978-0-8021-4402-7 • $14.00 • Paperback • Feb. 2009
Published to rave reviews around the country when it was first published in hardcover, The Flowers is the new novel from Dagoberto Gilb, winner of the PEN/ Hemingway Award for The Magic of Blood and most recently a finalist for the National Book Critics Circle Award for his nonfiction collection, Gritos. Gilb, one of today’s most captivating and authentic fiction writers, is much admired for his compact style and socially brazen storytelling, and his fiction has been compared to Raymond Carver’s and Richard Wright’s. In The Flowers, Gilb has taken on the voice of a Chicano teenager looking at manhood. Sonny Bravo is a tender, smart Mexican American who has come to live at the Flowers, where he moved when his troubled and too beautiful mother Silvia remarried an Okie contractor named Cloyd Longpre. Sonny fills many days taking care of the buildingsweeping the decks, taking out the trash, and entangling himself with the lives and stories of other tenants: Cindy, an eighteen-yearold druggie who is married and bored; Nica, a cloistered girl who cares for her infant brother; Bud, a muscled-up construction worker who hates blacks and Mexicans; and Pink, who sells used cars in front of the building. As Sonny observes a miniaturized world of prejudice at the Flowers, the neighborhood he lives in explodes with racial violenceand Sonny does what he can to save what’s good in his world.
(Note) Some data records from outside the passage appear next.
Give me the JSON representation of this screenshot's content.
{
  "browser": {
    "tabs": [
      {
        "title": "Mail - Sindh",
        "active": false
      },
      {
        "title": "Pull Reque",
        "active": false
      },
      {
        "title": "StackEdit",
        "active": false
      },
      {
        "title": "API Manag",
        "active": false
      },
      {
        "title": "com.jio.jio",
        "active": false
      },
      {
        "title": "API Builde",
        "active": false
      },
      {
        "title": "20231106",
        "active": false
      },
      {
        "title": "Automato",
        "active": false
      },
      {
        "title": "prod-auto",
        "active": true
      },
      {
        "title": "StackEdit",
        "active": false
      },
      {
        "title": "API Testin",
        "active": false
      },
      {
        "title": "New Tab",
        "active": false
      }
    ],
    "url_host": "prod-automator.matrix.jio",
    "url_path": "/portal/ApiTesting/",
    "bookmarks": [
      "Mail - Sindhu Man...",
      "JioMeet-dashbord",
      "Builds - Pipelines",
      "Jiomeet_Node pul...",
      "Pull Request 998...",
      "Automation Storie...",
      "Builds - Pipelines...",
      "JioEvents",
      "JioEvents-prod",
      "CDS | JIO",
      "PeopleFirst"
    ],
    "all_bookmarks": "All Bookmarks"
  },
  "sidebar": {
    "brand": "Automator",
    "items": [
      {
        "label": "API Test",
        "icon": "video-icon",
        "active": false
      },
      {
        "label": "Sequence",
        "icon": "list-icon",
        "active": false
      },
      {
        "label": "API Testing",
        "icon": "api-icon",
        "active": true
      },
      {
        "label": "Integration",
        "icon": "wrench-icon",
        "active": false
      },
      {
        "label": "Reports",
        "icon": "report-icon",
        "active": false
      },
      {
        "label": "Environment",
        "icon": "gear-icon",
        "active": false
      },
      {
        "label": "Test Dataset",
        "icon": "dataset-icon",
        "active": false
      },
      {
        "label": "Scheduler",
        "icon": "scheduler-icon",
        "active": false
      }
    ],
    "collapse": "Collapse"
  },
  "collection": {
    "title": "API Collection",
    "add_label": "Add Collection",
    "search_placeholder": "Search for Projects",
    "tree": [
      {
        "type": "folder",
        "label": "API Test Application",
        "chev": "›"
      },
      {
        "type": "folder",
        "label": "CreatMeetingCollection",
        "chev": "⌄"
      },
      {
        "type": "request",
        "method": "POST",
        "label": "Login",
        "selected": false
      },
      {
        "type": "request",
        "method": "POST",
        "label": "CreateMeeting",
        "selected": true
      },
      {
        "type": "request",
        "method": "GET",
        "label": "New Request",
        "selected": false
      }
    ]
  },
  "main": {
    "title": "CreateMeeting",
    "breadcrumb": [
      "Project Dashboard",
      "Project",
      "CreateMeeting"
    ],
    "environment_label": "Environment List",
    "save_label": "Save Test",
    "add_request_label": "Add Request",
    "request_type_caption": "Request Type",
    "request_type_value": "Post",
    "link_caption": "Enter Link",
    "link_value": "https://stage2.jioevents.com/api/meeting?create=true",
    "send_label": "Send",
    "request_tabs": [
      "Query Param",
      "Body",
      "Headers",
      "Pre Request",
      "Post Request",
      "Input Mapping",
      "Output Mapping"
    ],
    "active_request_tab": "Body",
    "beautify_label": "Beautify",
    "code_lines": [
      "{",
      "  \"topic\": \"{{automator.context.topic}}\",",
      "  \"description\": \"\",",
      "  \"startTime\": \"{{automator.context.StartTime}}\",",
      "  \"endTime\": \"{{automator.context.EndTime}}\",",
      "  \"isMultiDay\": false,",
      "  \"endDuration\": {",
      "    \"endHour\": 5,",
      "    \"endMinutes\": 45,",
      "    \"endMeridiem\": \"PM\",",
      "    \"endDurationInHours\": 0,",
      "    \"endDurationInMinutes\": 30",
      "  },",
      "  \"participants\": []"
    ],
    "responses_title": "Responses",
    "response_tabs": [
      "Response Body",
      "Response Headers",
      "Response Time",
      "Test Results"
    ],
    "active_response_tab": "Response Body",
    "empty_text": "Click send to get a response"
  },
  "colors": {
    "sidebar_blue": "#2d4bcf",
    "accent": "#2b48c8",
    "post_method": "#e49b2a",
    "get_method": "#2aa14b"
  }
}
The Flowers is about rules that can be broken like wooden fences, and about the drive to find that which does not fall apart. Dagoberto Gilb, in his most commanding work yet, has written an inspiring novel about the want for love that transcends age, race, and time.